Earlier, Ryan had released a statement on the police union's website criticizing President Barack Obama, Attorney General Eric Holder, civil rights leader the Rev. Al Sharpton and New York Mayor Bill de Blasio, saying they had created an "atmosphere of unnecessary hostility and peril" by not being more supportive of law enforcement.
"Poor national leadership and lack of strong support for our men and women in law enforcement has created a vacuum where lawlessness can grow," he said at the news conference.
Tensions have been high within the Baltimore police force, Ryan said, especially after a city officer was shot nearly a week ago following waves of police brutality demonstrations protesting the deaths of Brown in Ferguson, Mo., and Eric Garner of New York by police. Officers have been cleared by grand juries in those cases
On Dec. 14, Baltimore police officer Andrew Groman was shot and wounded in the abdomen while asking 19-year-old Donte Jones to get out of the back seat of a silver Cadillac officers had stopped, police said. Groman had drawn his Taser on Jones when, police say, the suspect pulled out a concealed.357 caliber handgun and shot Groman under his police vest. Jones was arrested after a short chase.
Groman continues to recover from surgery and was listed in fair condition, Rawlings-Blake said Sunday.
Both Rawlings-Blake and Ryan have raised concerns that there might be unease among Baltimore officers who may feel hesitant to draw their guns and use deadly force when confronted with dangerous situations.
"This is a very troubling time for all of those in the nation who wear a uniform and put their lives on the line every day," Baltimore police Deputy Commissioner Jerry Rodriguez said at Sunday's news conference.

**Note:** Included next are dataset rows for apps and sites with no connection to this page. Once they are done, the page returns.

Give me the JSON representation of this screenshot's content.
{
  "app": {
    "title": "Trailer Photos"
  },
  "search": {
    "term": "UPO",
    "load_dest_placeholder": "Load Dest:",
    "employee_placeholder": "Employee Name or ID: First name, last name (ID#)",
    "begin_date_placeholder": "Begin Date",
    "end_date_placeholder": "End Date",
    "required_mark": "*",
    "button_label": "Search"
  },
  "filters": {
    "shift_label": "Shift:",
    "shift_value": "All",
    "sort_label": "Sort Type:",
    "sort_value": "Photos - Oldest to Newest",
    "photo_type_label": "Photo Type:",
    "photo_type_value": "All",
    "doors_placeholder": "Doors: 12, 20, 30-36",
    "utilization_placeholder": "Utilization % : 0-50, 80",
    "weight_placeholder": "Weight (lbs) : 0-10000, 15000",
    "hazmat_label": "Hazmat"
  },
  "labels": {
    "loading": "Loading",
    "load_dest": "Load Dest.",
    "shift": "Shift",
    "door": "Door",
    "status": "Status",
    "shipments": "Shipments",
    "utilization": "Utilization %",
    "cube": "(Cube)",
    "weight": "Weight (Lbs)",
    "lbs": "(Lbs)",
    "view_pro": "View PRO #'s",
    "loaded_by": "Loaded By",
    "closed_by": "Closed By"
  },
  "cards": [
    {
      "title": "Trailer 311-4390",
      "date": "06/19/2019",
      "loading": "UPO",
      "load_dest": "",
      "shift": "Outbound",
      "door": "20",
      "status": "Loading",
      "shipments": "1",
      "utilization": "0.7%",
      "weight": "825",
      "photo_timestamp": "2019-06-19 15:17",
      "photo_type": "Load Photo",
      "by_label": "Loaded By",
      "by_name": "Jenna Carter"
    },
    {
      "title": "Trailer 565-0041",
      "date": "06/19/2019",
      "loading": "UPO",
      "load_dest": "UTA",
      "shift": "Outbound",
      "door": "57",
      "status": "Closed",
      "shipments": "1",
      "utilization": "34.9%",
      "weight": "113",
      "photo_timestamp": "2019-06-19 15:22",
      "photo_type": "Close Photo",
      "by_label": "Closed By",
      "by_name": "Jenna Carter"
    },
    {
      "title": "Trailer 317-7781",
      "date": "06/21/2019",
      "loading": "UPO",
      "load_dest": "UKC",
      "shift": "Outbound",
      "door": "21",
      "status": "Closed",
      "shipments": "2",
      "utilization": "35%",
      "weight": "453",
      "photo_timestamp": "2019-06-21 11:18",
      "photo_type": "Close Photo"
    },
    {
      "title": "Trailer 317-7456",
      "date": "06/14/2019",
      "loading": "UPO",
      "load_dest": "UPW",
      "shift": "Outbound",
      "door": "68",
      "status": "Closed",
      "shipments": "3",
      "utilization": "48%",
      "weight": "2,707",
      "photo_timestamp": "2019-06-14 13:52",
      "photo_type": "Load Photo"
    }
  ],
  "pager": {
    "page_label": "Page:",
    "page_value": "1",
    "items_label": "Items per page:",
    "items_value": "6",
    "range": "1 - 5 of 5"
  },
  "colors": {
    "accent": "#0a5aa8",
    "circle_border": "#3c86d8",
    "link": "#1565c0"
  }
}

Early Sunday, a Tarpon Springs, Fla., police officer was shot dead responding to a call about a man banging on apartment doors, according to the Tampa Bay Times. Charles Kondek, 45, had served 17 years on the Tarpon Springs police force and was a father of five. Police arrested a 23-year-old man in the slaying.
Before moving to Florida, Kondek had been a New York City police officer, the Tampa Bay Times reported. His father was a retired NYPD officer.
Baltimore Sun reporter Dan Rodricks and Tribune Newspapers contributed to this article.